In the 15th century the Chinese emperor’s emissary Zheng He , otherwise known here as Admiral Cheng Ho, set foot here on Java , its auspicious occasion commemorated in the temple of Gedung Batu. From the 17th century onwards, Semarang became a busy entrepot for spices and from the 20th century on a busy harbor for trade and passengers when travel was made predominantly by sea. This strategic position of Semarang has made the city a melting pot of Chinese, Indian Arab, and European cultures. Today the city of Semarang is home to around 1.5 million residents.
Java’s northern seaboard, known as pesisir, has always been a busy route. The Grand Postal highway – or de Grote Postweg - built by Dutch Governor General Daendels in the 19th century, until today continues to be a very important road connecting the west with the eastern part of Java. Trains between Jakarta and Surabaya also make Semarang their major central stop.
West of Semarang are the batik centers of Pekalongan and Cirebon (now in West Java) while to its east are the towns of Demak, Kudus, Jepara and Rembang, cradle in the growth and spread of Islam on Java. While to its south, in its hinterland, lie the temple regions of Borobudur, Prambanan and the Dieng Plateau, as well as the royal cities of Yogyakarta and Solo. This scencry south of Semarang is beautifully green and fertile, highlighted by many volcanoes and lush paddy fields. Many international cruise liners today make Semarang their port of call to allow passengers to visit these important ancient world heritage sites.
While to the north of Semarang are the still pristine islands of Karimun Jawa, a haven for divers.
The name “Semarang”, is believed derived from its founder , Raden Made Pandan Arang, who built the city at a delta called Pergota or Pragota, that was dotted with tamarind trees, locally known as “Asam Arang”. The city of Semarang was declared a region on May 2nd, 1547 with Kyai Ageng Pandan Arang II, the son of Raden Made Pandan, as its regent. Politically as well as culturally, the anniversary of Semarang eventually falls on this date.

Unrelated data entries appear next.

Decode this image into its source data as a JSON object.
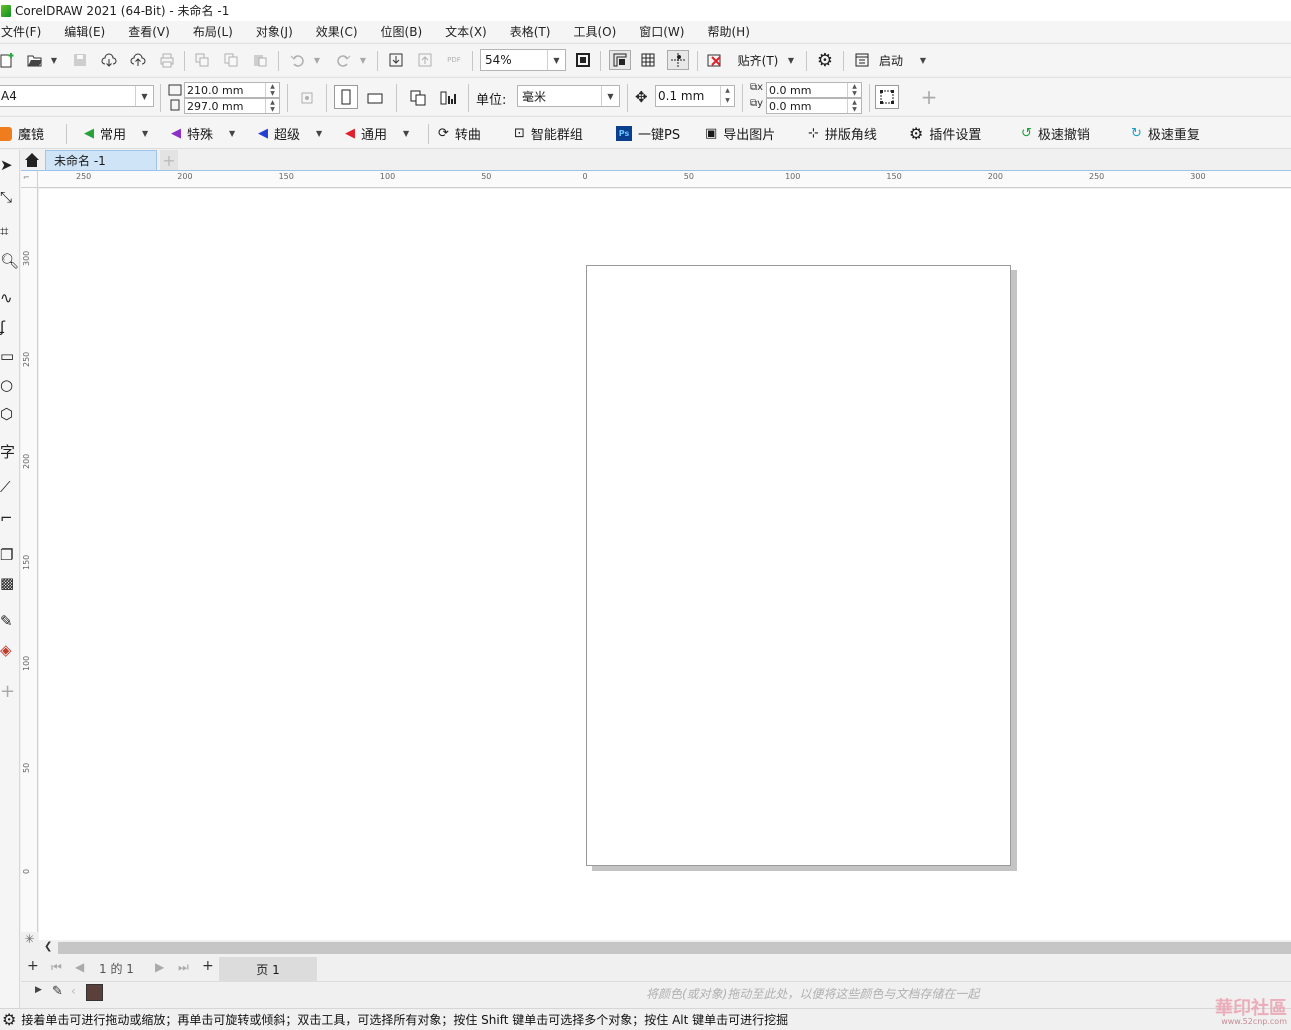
{
  "titlebar": {
    "title": "CorelDRAW 2021 (64-Bit) - 未命名 -1"
  },
  "menu": [
    "文件(F)",
    "编辑(E)",
    "查看(V)",
    "布局(L)",
    "对象(J)",
    "效果(C)",
    "位图(B)",
    "文本(X)",
    "表格(T)",
    "工具(O)",
    "窗口(W)",
    "帮助(H)"
  ],
  "std_toolbar": {
    "zoom_value": "54%",
    "snap_label": "贴齐(T)",
    "launch_label": "启动"
  },
  "prop_bar": {
    "page_size": "A4",
    "width": "210.0 mm",
    "height": "297.0 mm",
    "unit_label": "单位:",
    "unit_value": "毫米",
    "nudge": "0.1 mm",
    "dup_x": "0.0 mm",
    "dup_y": "0.0 mm"
  },
  "plugins": [
    {
      "label": "魔镜",
      "icon": "magic-mirror-icon",
      "color": "#f07d1d"
    },
    {
      "label": "常用",
      "icon": "arrow-green-icon",
      "color": "#27a23b"
    },
    {
      "label": "特殊",
      "icon": "arrow-purple-icon",
      "color": "#8b2fc9"
    },
    {
      "label": "超级",
      "icon": "arrow-blue-icon",
      "color": "#2140d6"
    },
    {
      "label": "通用",
      "icon": "arrow-red-icon",
      "color": "#e0202b"
    },
    {
      "label": "转曲",
      "icon": "convert-curve-icon",
      "color": "#333333"
    },
    {
      "label": "智能群组",
      "icon": "smart-group-icon",
      "color": "#333333"
    },
    {
      "label": "一键PS",
      "icon": "ps-icon",
      "color": "#0a3e8f"
    },
    {
      "label": "导出图片",
      "icon": "export-image-icon",
      "color": "#333333"
    },
    {
      "label": "拼版角线",
      "icon": "crop-marks-icon",
      "color": "#333333"
    },
    {
      "label": "插件设置",
      "icon": "gear-icon",
      "color": "#222222"
    },
    {
      "label": "极速撤销",
      "icon": "undo-green-icon",
      "color": "#1e9e3d"
    },
    {
      "label": "极速重复",
      "icon": "redo-cyan-icon",
      "color": "#1aa0c8"
    }
  ],
  "doc_tabs": {
    "active": "未命名 -1"
  },
  "ruler_h": [
    "250",
    "200",
    "150",
    "100",
    "50",
    "0",
    "50",
    "100",
    "150",
    "200",
    "250",
    "300"
  ],
  "ruler_v": [
    "300",
    "250",
    "200",
    "150",
    "100",
    "50",
    "0"
  ],
  "pagenav": {
    "page_count": "1 的 1",
    "page_tab": "页 1"
  },
  "colorbar": {
    "hint": "将颜色(或对象)拖动至此处，以便将这些颜色与文档存储在一起"
  },
  "statusbar": {
    "text": "接着单击可进行拖动或缩放；再单击可旋转或倾斜；双击工具，可选择所有对象；按住 Shift 键单击可选择多个对象；按住 Alt 键单击可进行挖掘"
  },
  "watermark": {
    "text": "華印社區",
    "url": "www.52cnp.com"
  }
}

Wander around the Chinese quarters and the Dutch commercial district, and you will see the influences of different cultures everywhere. In the older part of the city near the harbor named Kota Lama, or the Oudstadt, stroll around and explore the historic old buildings in what was once the European commercial district. The most renowned landmark to see here is the Koepelkerk, a Phanteon style church, locally known as Geraja Bleduk, a copper domed Dutch church dating from 1753.
Don’t forget to visit Gedung Batu where stands the old Chinese temple and the recently erected statue of Admiral Cheng Ho.
In Semarang, taxi is everywhere. Small buses are visible going by the city streets. They go to different parts of the city. You might want to ask the locals before taking one of those city buses.
Becak or rickshaw (trishaw) is a pleasant choice to feel the breeze in Semarang while you enjoy the city scenes. When visiting Kota Lama, take one of those becaks, and enjoy the relaxing ride.
Semarang is accessible by air and land. Its strategic location does not make it so difficult to get there. Many domestic airlines fly to Semarang from Jakarta and Surabaya.
The train station in Semarang is called Stasiun Tawang. It is located right at the northern side of the Kota Lama. Bus station is in Terboyo, which serve inter-city buses.
Cruises depart or visit Semarang from the port of Tanjung Emas. Taking a cruise is a great way to take in the attractions of Central Java at a relaxed pace. International cruise liners also stop in Semarang, using it as a base to visit various attractions in the region including Borobudur and Prambanan.